§ ASSIGNMENT:
Exactly and in full, give the records again.
BEGIN RECORDS
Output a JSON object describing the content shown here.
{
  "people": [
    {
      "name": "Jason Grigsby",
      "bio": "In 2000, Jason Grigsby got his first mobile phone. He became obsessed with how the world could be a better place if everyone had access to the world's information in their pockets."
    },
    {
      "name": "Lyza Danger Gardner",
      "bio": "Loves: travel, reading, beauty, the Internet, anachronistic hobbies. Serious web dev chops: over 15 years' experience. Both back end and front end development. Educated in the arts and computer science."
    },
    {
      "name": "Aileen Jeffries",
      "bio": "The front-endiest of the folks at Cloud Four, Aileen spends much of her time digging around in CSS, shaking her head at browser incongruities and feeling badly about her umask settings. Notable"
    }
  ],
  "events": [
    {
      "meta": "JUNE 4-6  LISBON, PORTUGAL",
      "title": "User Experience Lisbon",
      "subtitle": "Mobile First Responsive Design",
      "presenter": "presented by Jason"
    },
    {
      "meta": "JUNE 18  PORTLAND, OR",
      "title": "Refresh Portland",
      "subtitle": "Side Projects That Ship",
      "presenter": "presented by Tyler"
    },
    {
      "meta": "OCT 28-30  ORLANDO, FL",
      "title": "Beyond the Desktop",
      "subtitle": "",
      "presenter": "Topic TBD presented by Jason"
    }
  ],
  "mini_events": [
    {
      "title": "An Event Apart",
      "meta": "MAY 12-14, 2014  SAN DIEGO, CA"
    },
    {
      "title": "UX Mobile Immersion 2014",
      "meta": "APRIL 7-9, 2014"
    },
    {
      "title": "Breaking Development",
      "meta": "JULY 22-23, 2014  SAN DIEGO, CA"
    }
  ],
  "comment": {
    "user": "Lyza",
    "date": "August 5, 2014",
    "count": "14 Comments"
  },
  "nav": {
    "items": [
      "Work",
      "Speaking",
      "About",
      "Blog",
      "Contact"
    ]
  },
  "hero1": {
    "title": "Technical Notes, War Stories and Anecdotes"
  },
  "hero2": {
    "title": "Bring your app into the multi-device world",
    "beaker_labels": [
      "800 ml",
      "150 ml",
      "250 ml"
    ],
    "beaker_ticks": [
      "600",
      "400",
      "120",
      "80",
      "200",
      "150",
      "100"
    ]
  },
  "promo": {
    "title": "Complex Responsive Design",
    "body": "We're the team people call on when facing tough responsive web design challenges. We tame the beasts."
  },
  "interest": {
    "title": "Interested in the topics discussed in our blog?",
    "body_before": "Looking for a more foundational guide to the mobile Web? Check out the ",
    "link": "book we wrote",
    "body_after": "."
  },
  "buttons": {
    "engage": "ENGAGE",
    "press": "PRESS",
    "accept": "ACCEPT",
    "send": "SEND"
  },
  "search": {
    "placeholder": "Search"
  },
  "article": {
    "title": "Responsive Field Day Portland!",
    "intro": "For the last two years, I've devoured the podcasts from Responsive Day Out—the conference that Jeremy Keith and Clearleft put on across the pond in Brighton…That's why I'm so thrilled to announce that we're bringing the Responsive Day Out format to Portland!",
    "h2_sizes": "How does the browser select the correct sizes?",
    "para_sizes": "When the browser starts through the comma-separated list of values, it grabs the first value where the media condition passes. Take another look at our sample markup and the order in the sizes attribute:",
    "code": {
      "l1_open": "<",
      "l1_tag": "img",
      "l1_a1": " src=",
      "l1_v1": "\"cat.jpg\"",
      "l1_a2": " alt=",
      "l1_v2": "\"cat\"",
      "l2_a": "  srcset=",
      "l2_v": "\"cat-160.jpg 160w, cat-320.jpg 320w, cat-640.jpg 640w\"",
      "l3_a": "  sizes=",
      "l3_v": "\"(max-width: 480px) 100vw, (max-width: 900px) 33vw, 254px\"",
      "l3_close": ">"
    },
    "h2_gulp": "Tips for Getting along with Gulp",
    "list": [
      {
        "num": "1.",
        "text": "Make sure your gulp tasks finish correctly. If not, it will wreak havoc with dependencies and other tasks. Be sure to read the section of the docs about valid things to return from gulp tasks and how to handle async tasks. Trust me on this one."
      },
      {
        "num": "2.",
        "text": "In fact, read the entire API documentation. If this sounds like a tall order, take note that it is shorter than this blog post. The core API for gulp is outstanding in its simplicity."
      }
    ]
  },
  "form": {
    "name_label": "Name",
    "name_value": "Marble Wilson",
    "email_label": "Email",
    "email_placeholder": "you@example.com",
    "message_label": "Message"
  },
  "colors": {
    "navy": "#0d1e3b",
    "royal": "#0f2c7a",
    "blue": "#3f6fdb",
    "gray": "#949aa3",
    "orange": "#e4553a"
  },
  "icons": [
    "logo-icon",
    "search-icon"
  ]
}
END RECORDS
§ EXERCISE RESPONSE:
Output a JSON object describing the content shown here.
{
  "people": [
    {
      "name": "Jason Grigsby",
      "bio": "In 2000, Jason Grigsby got his first mobile phone. He became obsessed with how the world could be a better place if everyone had access to the world's information in their pockets."
    },
    {
      "name": "Lyza Danger Gardner",
      "bio": "Loves: travel, reading, beauty, the Internet, anachronistic hobbies. Serious web dev chops: over 15 years' experience. Both back end and front end development. Educated in the arts and computer science."
    },
    {
      "name": "Aileen Jeffries",
      "bio": "The front-endiest of the folks at Cloud Four, Aileen spends much of her time digging around in CSS, shaking her head at browser incongruities and feeling badly about her umask settings. Notable"
    }
  ],
  "events": [
    {
      "meta": "JUNE 4-6  LISBON, PORTUGAL",
      "title": "User Experience Lisbon",
      "subtitle": "Mobile First Responsive Design",
      "presenter": "presented by Jason"
    },
    {
      "meta": "JUNE 18  PORTLAND, OR",
      "title": "Refresh Portland",
      "subtitle": "Side Projects That Ship",
      "presenter": "presented by Tyler"
    },
    {
      "meta": "OCT 28-30  ORLANDO, FL",
      "title": "Beyond the Desktop",
      "subtitle": "",
      "presenter": "Topic TBD presented by Jason"
    }
  ],
  "mini_events": [
    {
      "title": "An Event Apart",
      "meta": "MAY 12-14, 2014  SAN DIEGO, CA"
    },
    {
      "title": "UX Mobile Immersion 2014",
      "meta": "APRIL 7-9, 2014"
    },
    {
      "title": "Breaking Development",
      "meta": "JULY 22-23, 2014  SAN DIEGO, CA"
    }
  ],
  "comment": {
    "user": "Lyza",
    "date": "August 5, 2014",
    "count": "14 Comments"
  },
  "nav": {
    "items": [
      "Work",
      "Speaking",
      "About",
      "Blog",
      "Contact"
    ]
  },
  "hero1": {
    "title": "Technical Notes, War Stories and Anecdotes"
  },
  "hero2": {
    "title": "Bring your app into the multi-device world",
    "beaker_labels": [
      "800 ml",
      "150 ml",
      "250 ml"
    ],
    "beaker_ticks": [
      "600",
      "400",
      "120",
      "80",
      "200",
      "150",
      "100"
    ]
  },
  "promo": {
    "title": "Complex Responsive Design",
    "body": "We're the team people call on when facing tough responsive web design challenges. We tame the beasts."
  },
  "interest": {
    "title": "Interested in the topics discussed in our blog?",
    "body_before": "Looking for a more foundational guide to the mobile Web? Check out the ",
    "link": "book we wrote",
    "body_after": "."
  },
  "buttons": {
    "engage": "ENGAGE",
    "press": "PRESS",
    "accept": "ACCEPT",
    "send": "SEND"
  },
  "search": {
    "placeholder": "Search"
  },
  "article": {
    "title": "Responsive Field Day Portland!",
    "intro": "For the last two years, I've devoured the podcasts from Responsive Day Out—the conference that Jeremy Keith and Clearleft put on across the pond in Brighton…That's why I'm so thrilled to announce that we're bringing the Responsive Day Out format to Portland!",
    "h2_sizes": "How does the browser select the correct sizes?",
    "para_sizes": "When the browser starts through the comma-separated list of values, it grabs the first value where the media condition passes. Take another look at our sample markup and the order in the sizes attribute:",
    "code": {
      "l1_open": "<",
      "l1_tag": "img",
      "l1_a1": " src=",
      "l1_v1": "\"cat.jpg\"",
      "l1_a2": " alt=",
      "l1_v2": "\"cat\"",
      "l2_a": "  srcset=",
      "l2_v": "\"cat-160.jpg 160w, cat-320.jpg 320w, cat-640.jpg 640w\"",
      "l3_a": "  sizes=",
      "l3_v": "\"(max-width: 480px) 100vw, (max-width: 900px) 33vw, 254px\"",
      "l3_close": ">"
    },
    "h2_gulp": "Tips for Getting along with Gulp",
    "list": [
      {
        "num": "1.",
        "text": "Make sure your gulp tasks finish correctly. If not, it will wreak havoc with dependencies and other tasks. Be sure to read the section of the docs about valid things to return from gulp tasks and how to handle async tasks. Trust me on this one."
      },
      {
        "num": "2.",
        "text": "In fact, read the entire API documentation. If this sounds like a tall order, take note that it is shorter than this blog post. The core API for gulp is outstanding in its simplicity."
      }
    ]
  },
  "form": {
    "name_label": "Name",
    "name_value": "Marble Wilson",
    "email_label": "Email",
    "email_placeholder": "you@example.com",
    "message_label": "Message"
  },
  "colors": {
    "navy": "#0d1e3b",
    "royal": "#0f2c7a",
    "blue": "#3f6fdb",
    "gray": "#949aa3",
    "orange": "#e4553a"
  },
  "icons": [
    "logo-icon",
    "search-icon"
  ]
}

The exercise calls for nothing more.